18 October 2010

OK, I admit it. I kinda hate online video.

Not my streaming Netflix (hello iPhone in bed!) or Lynda.com or Nettuts+ patiently, pausably teaching me stuff with hands-on, screencast tutorials, — but blog posts, product or company information and “about me” stuff. I know it’s a controversial view. I know video is au currant and terribly hip, and colleagues and clients are asking me about “doing video” all the time with a “this is going to be cool!” gleam in their eyes. Furthermore, I can imagine that one feels pretty accomplished getting a digital video camera all hooked up and recording something and actually posting a video blog post. I know I would.

But here’s the thing. If people don’t have time to read on the web, which apparently they don’t, how the hell are they going to have time to sit through a video?

I know I really have trouble interrupting what I’m doing to pay attention to information being disseminated via time-based media in a way that is not an issue for the written word. With a blog post (or about page or product info), I can scan if I want, to the degree I want, or read carefully. I control my time-commitment. With video, I have to wait through it.

We know multitasking is not productive, or even good for your brain. So, ideally, if I’m to watch a video, I should be just watching the video. But, unlike an article, which I can take at my own pace, video egotistically demands that I sit through 1 minute 24 seconds or 5 minutes 3 seconds, or whatever it decides I should,  whether I like it or not.

Lacks bonus features, doesn’t play well with others

With written items online, I can cut and paste bits I want to reference later into Evernote or some other organized digital collecting depot.
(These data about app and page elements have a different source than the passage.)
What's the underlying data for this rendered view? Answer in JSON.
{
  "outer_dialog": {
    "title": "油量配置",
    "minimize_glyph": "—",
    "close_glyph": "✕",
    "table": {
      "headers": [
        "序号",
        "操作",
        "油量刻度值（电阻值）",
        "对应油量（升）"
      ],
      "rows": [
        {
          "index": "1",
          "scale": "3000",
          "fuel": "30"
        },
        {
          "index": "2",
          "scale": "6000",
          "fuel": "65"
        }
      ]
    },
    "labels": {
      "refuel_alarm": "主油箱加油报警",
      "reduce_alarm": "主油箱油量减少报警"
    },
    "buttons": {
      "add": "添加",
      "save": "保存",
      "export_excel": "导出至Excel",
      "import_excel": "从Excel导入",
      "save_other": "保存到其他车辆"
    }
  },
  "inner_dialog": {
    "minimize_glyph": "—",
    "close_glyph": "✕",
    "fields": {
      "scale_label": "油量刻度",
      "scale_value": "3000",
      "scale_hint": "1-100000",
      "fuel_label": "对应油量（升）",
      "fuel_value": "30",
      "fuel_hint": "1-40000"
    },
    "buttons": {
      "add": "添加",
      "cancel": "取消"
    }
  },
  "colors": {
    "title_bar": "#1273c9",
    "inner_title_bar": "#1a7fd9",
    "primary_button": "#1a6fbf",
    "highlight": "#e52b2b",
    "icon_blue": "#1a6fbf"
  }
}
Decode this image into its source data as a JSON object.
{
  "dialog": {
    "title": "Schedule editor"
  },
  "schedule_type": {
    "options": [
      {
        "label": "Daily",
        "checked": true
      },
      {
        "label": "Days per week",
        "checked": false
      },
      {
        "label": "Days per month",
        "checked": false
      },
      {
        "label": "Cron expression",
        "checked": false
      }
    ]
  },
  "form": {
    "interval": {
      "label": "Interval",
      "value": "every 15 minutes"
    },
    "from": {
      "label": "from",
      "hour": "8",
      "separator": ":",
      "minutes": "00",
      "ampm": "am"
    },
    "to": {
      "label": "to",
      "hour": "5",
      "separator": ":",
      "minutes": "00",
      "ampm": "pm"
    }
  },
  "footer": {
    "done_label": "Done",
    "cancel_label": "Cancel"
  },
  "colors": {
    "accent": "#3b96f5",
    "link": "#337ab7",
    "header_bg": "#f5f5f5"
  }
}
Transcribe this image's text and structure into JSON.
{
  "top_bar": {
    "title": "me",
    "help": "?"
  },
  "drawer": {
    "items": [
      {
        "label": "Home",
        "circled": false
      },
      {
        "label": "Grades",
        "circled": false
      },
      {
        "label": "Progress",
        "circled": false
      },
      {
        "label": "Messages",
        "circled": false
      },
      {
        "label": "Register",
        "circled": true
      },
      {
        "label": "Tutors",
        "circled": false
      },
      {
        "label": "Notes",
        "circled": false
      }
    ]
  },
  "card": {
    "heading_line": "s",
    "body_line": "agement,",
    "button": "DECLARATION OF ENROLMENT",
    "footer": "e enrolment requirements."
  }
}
I can email specific bits to someone. I can click the links and follow up. With video, I have actually write or type notes real-time, perhaps pausing the video, perhaps scribbling furiously. If I want to share the info, I have to send a link to the video and tell someone to watch starting at a certain point in the timecode — knowing, full well, that they’ll have the same barriers to entry that I just experienced and probably won’t bother to play the thing at all.

Oprah sells transcripts for $25. As you’re (probably) not Oprah, think about offering free ones.

The first thing I do, habitually, when confronted with an online video is to check to see if there’s a transcript below it that I can read instead (like with the audio on the NPR website — thank you!). There almost never is. I suspect part of the appeal for people who create videos is not having to type up their thoughts. Though, I suspect they, at least, have some notes. It’s a bit of a pain to transcribe an extemporaneous talk word for word — but would you do it if it meant more people got your content, commented on your blog, liked your product, etc.? Might be worth it.

I believe that Amazon’s Mechanical Turk service can afford one some very cheap transcription services, as well. But I don’t know, for sure, because the “getting started” info was only in a video, and I didn’t want to interrupt my writing long enough to watch it. Might have read a quick blurb if there was one there, though.

I’m not saying give up your video if you really want to have it, just give your visitors some options.

On the horizon

Mozilla is pioneering very cool new technology for subtitling videos in a community-driven way. This has terrific potential — especially for localization and accessibility issues. A side-effect, however, is going to be video with transcripts. In your choice of languages, if someone’s contributed them. I like where this is going!

Not absolutism

Far be it for me, a visual designer, to absolutely decry the use of visuals! Video certainly has its place online — in didactic settings and for exhibiting time-based art (movies, tv, animation, science stuff, commercials that ad agencies think are cool enough to go viral on the web and sell more stuff, crap on YouTube) it’s perfect. It’s those talking-head videos (which offer little additional information by way of imagery) that I think we can usually do without. People are going to skip them. Or at least they’re going to put them in some background window while they start reading something else, or checking their email or Twittering or playing Bejeweled or designing an invitation or otherwise not giving you full attention.

So, think twice about what content you choose to present in video format. If it really does need to be time-based or is imparting extra information in the visuals that video provides, go for it — but consider offering a summary or transcript.

If you’re thinking, “but my business is all about me and my personality and people need to see me on video to know if they’ll like me”, I say, yes, perhaps. But your authentic tone and personality should come through in everything you put out there. Your writing, your marketing, your branding. People can get a good feel for “you” without the audition tape. Sure, go ahead and offer one if you like, but please make it a supplement, not a barrier.

Am I too curmudgeonly on this front?

Beyond the research about reading online and multitasking, this is all a bit anecdotal — from my own experience with, and reaction to, video. But I do think there’s truth to it. What do you think? Are you a rapt watcher of online video, or a skipper, like me? Should I stop complaining, press play and get with Web 2.0/3.0?

Bookmark and Share

Technorati Tags: , , ,